China Power | Society | East Asia
The latest regulation reflects official concern that Chinese pop stars are making China’s young men too effeminate.
In this Oct. 21, 2017, file photo, Chinese women walk past advertisement featuring teen idol Lu Han, also known as China’s Justin Bieber in Beijing.
Credit: AP Photo/Ng Han Guan, File
China’s government banned effeminate men on TV and told broadcasters Thursday to promote “revolutionary culture,” broadening a campaign to tighten control over business and society and enforce official morality.
President Xi Jinping has called for a “national rejuvenation,” with tighter Communist Party control of business, education, culture, and religion. Companies and the public are under increasing pressure to align with its vision for a more powerful China and healthier society.
The party has reduced children’s access to online games and is trying to discourage what it sees as unhealthy attention to celebrities.
Broadcasters must “resolutely put an end to sissy men and other abnormal esthetics,” the TV regulator said, using an insulting slang term for effeminate men — “niang pao,” or literally, “girlie guns.”
That reflects official concern that Chinese pop stars, influenced by the sleek, girlish look of some South Korean and Japanese singers and actors, are failing to encourage China’s young men to be masculine enough.
Broadcasters should avoid promoting “vulgar internet celebrities” and admiration of wealth and celebrity, the regulator said. Instead, programs should “vigorously promote excellent Chinese traditional culture, revolutionary culture and advanced socialist culture.”

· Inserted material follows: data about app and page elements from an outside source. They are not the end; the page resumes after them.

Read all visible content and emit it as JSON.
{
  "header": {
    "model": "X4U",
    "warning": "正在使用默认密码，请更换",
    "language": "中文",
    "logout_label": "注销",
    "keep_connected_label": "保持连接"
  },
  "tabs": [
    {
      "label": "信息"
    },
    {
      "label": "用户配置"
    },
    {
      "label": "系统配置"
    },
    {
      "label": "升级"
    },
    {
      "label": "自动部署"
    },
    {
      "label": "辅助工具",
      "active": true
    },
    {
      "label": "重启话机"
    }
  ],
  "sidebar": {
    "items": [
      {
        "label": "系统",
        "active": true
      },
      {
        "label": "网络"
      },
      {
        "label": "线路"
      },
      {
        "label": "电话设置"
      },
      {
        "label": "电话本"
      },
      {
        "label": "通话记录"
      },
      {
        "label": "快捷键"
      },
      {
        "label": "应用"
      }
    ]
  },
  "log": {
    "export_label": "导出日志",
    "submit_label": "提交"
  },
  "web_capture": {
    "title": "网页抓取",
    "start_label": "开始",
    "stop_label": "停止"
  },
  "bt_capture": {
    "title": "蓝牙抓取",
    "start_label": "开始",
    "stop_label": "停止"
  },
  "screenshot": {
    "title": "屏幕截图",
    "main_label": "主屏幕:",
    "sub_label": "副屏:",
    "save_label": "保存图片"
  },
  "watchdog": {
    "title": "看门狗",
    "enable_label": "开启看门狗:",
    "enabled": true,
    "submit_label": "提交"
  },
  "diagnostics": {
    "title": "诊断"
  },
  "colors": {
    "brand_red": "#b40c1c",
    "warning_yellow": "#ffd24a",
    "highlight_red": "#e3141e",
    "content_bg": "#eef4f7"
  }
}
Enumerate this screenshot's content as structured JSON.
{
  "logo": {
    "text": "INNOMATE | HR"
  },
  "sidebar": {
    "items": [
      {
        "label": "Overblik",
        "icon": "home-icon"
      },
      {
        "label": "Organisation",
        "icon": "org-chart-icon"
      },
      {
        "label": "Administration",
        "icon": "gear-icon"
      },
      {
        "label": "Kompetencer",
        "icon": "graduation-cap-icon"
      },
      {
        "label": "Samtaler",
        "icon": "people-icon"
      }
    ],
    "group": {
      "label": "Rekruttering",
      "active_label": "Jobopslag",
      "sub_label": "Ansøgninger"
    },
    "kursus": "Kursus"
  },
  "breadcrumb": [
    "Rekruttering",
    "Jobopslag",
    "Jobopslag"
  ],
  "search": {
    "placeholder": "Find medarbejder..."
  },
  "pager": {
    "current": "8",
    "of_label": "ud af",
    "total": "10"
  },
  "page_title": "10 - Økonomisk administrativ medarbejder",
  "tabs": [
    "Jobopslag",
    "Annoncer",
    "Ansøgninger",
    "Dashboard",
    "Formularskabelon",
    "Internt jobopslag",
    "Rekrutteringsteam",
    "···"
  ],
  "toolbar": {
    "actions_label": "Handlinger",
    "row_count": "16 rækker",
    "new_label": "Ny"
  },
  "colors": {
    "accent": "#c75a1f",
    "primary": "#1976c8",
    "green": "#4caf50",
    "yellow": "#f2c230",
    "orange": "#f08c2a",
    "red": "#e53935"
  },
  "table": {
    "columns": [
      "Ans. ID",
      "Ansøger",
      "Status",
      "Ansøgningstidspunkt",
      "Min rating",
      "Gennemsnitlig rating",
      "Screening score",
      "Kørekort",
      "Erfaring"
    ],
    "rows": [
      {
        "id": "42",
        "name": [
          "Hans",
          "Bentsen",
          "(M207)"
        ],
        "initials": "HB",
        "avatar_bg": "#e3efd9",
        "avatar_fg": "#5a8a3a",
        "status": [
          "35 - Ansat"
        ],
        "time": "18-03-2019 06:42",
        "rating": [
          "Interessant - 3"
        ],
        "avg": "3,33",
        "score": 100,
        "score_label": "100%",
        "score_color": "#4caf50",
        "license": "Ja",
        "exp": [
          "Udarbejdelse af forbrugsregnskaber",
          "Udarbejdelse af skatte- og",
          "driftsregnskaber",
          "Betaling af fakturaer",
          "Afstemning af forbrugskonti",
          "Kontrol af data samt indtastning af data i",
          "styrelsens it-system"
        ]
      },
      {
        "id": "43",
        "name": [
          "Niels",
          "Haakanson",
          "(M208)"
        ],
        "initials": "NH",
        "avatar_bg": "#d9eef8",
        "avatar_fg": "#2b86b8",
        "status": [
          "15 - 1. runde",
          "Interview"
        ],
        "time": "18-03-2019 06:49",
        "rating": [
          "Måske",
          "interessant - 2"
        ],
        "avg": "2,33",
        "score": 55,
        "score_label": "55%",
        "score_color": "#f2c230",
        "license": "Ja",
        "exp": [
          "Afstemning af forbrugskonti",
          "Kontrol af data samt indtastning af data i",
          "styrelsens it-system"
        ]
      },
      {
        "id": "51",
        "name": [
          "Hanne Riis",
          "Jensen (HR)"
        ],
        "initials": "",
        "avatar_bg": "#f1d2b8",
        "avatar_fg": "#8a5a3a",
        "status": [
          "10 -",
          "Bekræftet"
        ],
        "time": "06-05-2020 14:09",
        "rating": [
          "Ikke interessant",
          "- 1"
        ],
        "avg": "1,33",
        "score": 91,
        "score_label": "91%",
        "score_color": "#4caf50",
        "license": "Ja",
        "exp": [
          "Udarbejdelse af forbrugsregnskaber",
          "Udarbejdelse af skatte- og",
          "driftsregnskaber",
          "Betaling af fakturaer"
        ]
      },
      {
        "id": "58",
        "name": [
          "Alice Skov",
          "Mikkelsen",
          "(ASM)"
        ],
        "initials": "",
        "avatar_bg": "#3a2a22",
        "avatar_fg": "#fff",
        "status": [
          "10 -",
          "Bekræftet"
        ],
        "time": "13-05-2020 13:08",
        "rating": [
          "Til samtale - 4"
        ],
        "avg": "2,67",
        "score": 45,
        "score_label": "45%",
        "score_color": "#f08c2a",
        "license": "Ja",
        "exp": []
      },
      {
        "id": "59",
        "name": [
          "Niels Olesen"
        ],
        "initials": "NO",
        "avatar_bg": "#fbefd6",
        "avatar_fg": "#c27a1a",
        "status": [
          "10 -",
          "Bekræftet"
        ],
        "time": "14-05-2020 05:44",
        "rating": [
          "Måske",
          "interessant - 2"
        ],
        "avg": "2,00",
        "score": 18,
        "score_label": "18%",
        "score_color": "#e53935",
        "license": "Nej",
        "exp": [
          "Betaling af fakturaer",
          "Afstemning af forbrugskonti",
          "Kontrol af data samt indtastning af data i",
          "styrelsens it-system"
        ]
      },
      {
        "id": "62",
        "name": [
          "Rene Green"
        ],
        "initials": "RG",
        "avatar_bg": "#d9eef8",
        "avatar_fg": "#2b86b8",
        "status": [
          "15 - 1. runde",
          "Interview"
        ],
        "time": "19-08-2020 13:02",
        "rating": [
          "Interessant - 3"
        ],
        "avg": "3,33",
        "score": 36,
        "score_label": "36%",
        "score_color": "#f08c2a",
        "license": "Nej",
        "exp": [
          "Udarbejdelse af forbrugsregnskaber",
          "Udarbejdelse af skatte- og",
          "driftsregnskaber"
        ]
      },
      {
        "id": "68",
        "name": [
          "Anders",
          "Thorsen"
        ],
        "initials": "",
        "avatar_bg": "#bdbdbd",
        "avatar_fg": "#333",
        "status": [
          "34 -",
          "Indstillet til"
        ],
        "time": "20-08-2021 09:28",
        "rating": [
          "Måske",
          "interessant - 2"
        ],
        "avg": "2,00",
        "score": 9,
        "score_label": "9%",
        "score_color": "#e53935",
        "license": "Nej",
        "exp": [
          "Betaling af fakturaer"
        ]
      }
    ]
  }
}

There are concerns that the official emphasis on masculinity – as the party defines it – will evolve into a formal crackdown on gay Chinese in the name of protecting China’s youth, similar to campaigns seen in Russia. Already, China has instituted stricter censorship of “LGBT” and related terms on social media. Earlier this summer, social media giant WeChat deleted the official accounts of over a dozen student-run LGBT groups.
Xi’s government also is tightening control over Chinese internet industries. It has launched anti-monopoly, data security, and other enforcement actions at companies including games and social media provider Tencent Holding and e-commerce giant Alibaba Group that the ruling party worries are too big and independent.
Rules that took effect Wednesday limit anyone under 18 to three hours per week of online games and prohibit play on school days. Game developers already were required to submit new titles for government approval before they could be released. Officials have called on them to add nationalistic themes.
The party also is tightening control over celebrities. Broadcasters should avoid performers who “violate public order” or have “lost morality,” the regulator said. Programs about the children of celebrities also are banned. On Saturday, microblog platform Weibo Corp. suspended thousands of accounts for fan clubs and entertainment news.
A popular actress, Zhao Wei, has disappeared from streaming platforms without explanation. Her name has been removed from credits of movies and TV programs.
Thursday’s order told broadcasters to limit pay for performers and to avoid contract terms that might help them evade taxes. Another actress, Zheng Shuang, was fined 299 million yuan ($46 million) last week on tax evasion charges in a warning to celebrities to be positive role models.